Measures designed to ensure that the forthcoming implementation of new European trading rules don’t conflict with existing U.S. rules were announced Thursday by the U.S. Securities and Exchange Commission (SEC) and the European Commission.

The SEC issued three related no-action letters, which aim to make it easier for firms that operate in both the U.S. and Europe to comply with the SEC’s rules and the implementation of the European Union’s (EU) Markets in Financial Instruments Directive (MiFID II) on Jan. 3.

“The no-action relief provides a path for market participants to comply with the research requirements of MiFID II in a manner that is consistent with the U.S. federal securities laws,” the SEC says in its announcement. It also gives U.S. regulators time to assess how the investment business changes in response to the new European rules.

In particular, the no-action letters will allow broker-dealers, on a temporary basis, to receive research payments from asset managers in hard dollars, or from advisory clients’ research payment accounts. They will also allow money managers to continue aggregating orders for mutual funds and other clients, and to rely on an existing safe harbour when paying broker-dealers for research and brokerage.

“Today’s no-action relief was designed with input from a range of market participants to reduce confusion and operational difficulties that might arise in the transition to MiFID II’s research provisions,” says Jay Clayton, SEC chairman, in a statement.

“Staff’s letters take a measured approach in an area where the EU has mandated a change in the scope of accepted practice, and accommodate that change without substantially altering the U.S. regulatory approach,” he adds.

Also Thursday, the European Commission issued new guidance that aims to clarify how European investment firms can access brokerage and research services from foreign broker-dealers while remaining in compliance with their obligations under MiFID II.

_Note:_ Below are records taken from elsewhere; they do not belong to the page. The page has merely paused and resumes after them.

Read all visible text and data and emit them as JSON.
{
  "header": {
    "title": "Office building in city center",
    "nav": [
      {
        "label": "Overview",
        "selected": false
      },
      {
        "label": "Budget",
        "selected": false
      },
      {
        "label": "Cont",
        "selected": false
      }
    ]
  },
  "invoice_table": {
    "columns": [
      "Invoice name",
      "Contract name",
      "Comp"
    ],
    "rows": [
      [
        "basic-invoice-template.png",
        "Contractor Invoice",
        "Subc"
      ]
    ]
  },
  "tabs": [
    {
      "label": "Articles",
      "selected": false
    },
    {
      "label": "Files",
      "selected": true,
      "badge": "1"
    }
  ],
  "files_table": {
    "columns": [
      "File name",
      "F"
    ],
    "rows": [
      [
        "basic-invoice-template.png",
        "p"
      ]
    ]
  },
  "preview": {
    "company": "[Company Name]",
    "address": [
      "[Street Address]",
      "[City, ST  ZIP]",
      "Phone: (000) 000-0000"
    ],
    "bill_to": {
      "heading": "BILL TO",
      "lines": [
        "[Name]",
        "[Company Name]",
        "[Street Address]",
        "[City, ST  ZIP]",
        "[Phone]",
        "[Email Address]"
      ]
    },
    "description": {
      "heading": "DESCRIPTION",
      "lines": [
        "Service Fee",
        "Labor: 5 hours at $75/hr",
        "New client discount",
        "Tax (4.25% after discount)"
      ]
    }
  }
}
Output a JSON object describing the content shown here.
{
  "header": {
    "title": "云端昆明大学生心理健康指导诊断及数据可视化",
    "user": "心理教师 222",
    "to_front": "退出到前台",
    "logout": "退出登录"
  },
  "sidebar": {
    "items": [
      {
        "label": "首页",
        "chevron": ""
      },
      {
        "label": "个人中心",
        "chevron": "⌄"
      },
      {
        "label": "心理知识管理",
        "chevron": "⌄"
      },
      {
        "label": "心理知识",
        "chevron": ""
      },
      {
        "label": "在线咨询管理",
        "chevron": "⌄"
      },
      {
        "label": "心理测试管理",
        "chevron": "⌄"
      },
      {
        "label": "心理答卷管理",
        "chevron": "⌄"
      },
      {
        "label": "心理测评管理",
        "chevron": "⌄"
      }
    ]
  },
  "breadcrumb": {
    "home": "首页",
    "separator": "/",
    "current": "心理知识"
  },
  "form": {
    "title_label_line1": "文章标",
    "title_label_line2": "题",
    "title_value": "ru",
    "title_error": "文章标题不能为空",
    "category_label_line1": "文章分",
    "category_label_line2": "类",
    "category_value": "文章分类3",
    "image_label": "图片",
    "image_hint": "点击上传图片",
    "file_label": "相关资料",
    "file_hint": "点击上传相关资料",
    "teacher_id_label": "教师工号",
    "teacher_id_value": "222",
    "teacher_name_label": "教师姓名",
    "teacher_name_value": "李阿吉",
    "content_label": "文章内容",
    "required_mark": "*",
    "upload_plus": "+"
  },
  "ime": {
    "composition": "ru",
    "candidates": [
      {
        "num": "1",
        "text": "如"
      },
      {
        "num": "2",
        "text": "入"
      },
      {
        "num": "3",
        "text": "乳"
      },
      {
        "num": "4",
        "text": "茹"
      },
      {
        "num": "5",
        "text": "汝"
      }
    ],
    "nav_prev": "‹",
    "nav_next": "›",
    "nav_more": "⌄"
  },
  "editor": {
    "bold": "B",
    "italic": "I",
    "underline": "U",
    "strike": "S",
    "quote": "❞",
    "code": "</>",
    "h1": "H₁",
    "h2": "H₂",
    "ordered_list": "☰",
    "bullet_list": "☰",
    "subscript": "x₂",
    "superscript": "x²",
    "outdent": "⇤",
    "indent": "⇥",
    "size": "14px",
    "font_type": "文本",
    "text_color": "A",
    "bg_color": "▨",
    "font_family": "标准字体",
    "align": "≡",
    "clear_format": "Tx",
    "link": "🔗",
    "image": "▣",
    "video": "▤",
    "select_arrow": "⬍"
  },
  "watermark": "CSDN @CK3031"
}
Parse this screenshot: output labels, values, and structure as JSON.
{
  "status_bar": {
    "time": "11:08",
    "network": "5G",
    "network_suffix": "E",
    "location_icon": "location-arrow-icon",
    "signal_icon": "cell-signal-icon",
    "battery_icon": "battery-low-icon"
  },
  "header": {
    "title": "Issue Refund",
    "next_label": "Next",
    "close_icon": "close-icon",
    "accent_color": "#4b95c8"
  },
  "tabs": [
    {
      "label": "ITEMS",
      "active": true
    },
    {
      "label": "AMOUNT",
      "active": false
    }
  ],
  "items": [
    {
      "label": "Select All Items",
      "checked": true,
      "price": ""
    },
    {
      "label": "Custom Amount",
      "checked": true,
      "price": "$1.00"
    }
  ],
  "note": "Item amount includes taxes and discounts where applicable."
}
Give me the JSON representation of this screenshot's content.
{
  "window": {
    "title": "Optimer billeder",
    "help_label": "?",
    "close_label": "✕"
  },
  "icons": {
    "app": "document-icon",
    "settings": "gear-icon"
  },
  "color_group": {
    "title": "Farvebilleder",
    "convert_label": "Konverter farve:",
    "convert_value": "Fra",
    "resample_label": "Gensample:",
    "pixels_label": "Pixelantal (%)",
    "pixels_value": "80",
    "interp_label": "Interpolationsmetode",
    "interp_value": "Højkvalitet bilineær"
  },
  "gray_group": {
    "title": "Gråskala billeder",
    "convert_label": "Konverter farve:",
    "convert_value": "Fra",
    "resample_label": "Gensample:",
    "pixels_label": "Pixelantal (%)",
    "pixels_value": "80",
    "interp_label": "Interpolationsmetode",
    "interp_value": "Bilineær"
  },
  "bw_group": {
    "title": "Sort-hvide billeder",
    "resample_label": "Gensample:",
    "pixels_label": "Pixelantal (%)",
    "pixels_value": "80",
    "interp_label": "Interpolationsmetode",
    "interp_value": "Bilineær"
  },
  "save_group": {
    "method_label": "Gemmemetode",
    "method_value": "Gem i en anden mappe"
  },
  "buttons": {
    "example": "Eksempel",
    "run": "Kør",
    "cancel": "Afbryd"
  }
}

“With the issued guidance EU firms will have greater clarity on how to deal with non-EU brokers that provide research. In this context, we welcome the decision of the staff of the U.S. Securities and Exchange Commission to simultaneously agree to relief for U.S. brokers supplying research to EU firms. Our co-ordinated action again shows the excellent EU-US co-operation in international financial regulatory matters,” says Valdis Dombrovskis, vice president in charge of financial stability, financial services and capital markets union, in a statement.